[Start of Attachment]

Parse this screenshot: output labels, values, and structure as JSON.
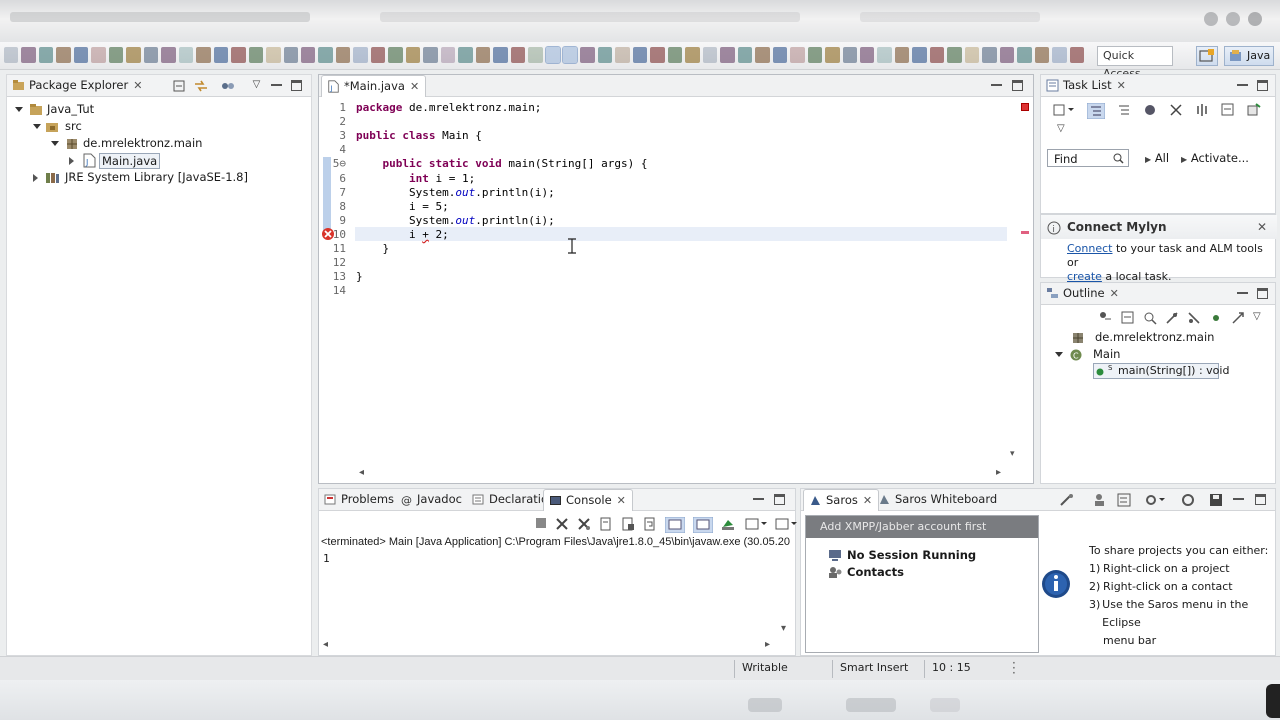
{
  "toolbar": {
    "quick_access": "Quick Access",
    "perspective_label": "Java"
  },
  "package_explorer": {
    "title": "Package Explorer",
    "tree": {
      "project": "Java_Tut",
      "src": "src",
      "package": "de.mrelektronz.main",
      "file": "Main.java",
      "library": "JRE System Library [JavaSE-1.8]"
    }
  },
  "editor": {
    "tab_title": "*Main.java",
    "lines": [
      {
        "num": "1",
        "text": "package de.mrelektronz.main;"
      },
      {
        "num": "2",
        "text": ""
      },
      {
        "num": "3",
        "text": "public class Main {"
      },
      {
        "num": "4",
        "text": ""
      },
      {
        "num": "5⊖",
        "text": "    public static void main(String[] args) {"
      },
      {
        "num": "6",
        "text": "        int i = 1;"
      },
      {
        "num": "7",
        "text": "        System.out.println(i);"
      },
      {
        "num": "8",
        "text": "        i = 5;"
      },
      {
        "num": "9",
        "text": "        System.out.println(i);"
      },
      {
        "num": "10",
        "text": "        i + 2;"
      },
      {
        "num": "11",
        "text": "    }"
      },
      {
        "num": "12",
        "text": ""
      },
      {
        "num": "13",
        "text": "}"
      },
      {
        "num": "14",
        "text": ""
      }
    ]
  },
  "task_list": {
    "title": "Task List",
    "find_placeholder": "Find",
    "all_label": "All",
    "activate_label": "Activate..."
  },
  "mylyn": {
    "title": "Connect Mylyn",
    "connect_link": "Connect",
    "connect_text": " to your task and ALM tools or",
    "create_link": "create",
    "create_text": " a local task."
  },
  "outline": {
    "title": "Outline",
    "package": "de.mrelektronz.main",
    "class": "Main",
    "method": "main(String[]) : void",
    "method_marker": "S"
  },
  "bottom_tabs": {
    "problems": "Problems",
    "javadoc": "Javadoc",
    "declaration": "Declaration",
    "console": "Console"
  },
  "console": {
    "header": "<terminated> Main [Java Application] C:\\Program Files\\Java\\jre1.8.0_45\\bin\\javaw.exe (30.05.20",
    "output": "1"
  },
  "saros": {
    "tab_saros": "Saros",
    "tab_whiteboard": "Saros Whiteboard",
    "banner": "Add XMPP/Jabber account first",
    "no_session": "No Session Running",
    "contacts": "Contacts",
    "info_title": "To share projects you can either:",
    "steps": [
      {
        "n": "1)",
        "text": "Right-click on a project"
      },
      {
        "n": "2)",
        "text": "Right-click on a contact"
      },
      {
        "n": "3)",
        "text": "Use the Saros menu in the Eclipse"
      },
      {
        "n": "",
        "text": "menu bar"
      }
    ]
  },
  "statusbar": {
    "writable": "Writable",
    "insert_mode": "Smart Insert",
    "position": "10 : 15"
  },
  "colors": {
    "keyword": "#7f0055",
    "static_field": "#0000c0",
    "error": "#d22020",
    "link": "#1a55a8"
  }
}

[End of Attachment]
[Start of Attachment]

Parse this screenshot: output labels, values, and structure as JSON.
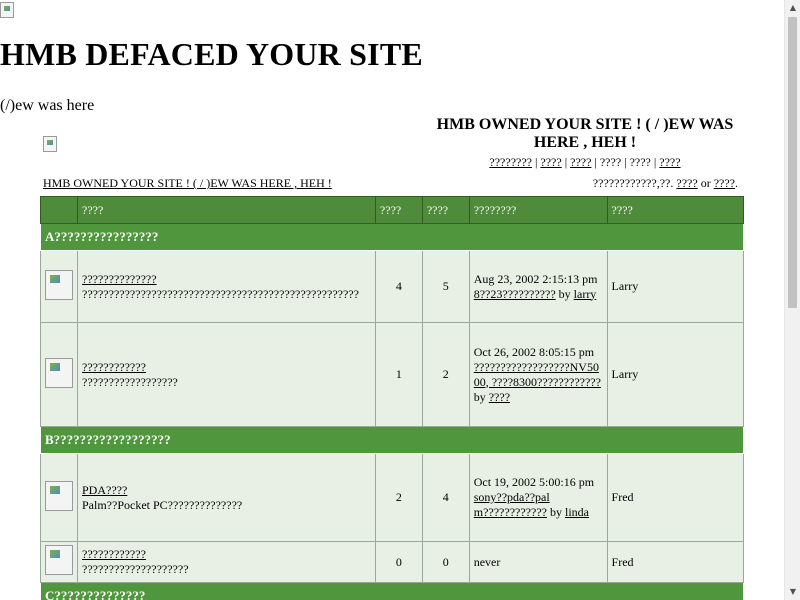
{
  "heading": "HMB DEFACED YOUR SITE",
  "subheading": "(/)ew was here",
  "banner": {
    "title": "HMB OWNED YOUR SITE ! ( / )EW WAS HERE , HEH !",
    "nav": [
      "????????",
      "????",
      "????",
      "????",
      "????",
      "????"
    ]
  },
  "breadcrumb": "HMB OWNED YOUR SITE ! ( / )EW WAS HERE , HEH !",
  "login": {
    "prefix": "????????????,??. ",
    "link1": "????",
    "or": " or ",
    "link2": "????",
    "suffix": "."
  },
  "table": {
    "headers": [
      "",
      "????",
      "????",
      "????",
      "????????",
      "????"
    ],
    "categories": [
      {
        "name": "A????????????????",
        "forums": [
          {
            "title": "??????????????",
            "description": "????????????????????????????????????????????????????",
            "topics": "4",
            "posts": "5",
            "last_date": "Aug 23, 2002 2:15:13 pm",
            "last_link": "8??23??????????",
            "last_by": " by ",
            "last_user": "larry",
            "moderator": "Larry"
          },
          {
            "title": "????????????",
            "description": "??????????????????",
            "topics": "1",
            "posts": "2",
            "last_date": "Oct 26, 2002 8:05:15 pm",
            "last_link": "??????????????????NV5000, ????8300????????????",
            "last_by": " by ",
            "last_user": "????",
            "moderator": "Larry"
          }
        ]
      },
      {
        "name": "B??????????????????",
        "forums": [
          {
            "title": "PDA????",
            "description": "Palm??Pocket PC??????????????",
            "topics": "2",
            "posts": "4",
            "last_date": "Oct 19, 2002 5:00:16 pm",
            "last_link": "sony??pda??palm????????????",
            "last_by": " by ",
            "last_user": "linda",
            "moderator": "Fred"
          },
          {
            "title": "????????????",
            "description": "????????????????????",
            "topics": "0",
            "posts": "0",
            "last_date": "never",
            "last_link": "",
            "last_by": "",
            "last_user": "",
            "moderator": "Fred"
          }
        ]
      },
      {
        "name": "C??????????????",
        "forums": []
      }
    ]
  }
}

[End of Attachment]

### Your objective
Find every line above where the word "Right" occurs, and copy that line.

### Output for this task
        "text": "Right-click on a project"
        "text": "Right-click on a contact"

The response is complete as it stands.